HARARE – The UK is seeking closer ties with South Africa and is working closely with Cyril Ramaphosa’s government on the imploding economic and political situation in Zimbabwe and the Democratic Republic of Congo, pivoting on SA’s influence as an economic powerhouse in the region.
This follows a two-day visit to South Africa by the UK’s Africa Minister, Harriett Baldwin earlier this month, building up on another visit by British Prime Minister, Theresa May in 2018. Last week’s trip to SA by Baldwin was proceeded by a further visit to Mozambique.
The two African trips come at a time Zimbabwe has been pressing for a bail-out loan from its southern neighbours. However, South Africa’s treasury department has said it is not in a position to advance any funding to Zimbabwe despite pressure from some politicians in the country such as EFF leader, Julius Malema.

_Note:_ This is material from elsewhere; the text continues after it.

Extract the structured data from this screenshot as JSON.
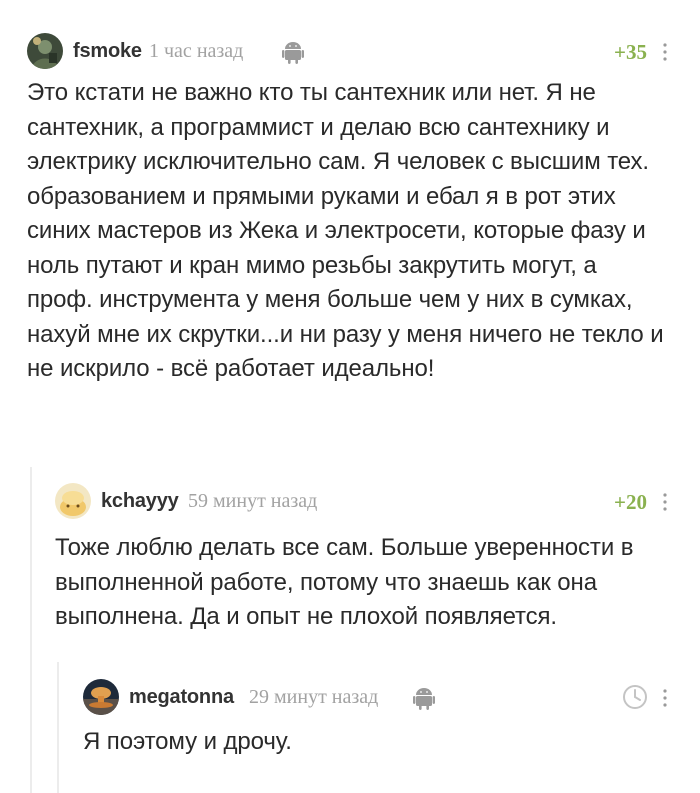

The UK Africa Minister has now revealed that the UK is working with Ramaphosa’s government on solutions for Zimbabwe.
“We are co-operating closely on African issues, particularly on the current situation in Zimbabwe and the recent elections in DRC, as well as promoting the UN agenda on Women, Peace and Security,” Baldwin said Tuesday via a statement released on the UK government website.
She acknowledged South Africa’s positioning in Africa as “crucial internationally” because “South Africa has one of the largest economies in sub-Saharan Africa and plays an important role in regional institutions” such as the African Union.
South Africa is also the only African member of the G20 and BRICS grouping which includes Brazil, Russia, India and China.
Baldwin held talks during her visit to SA, which started on January 31 and lasted two days, with business sector leaders, government officials and civic society among other stakeholders. The discussions centred on “UK-South Africa bilateral relationship, regional African issues, as well as trade and investment”.
South Africa is among the largest trading partners for the UK in Sub Saharan Africa. Zimbabwe also counts South Africa as it biggest trade partner and is a former colony of Britain. Mnangagwa’s administration is also pursuing re-admission into the Commonwealth grouping as part of wider global re-engagement efforts to end the country’s isolation which has impacted on foreign investment inflows.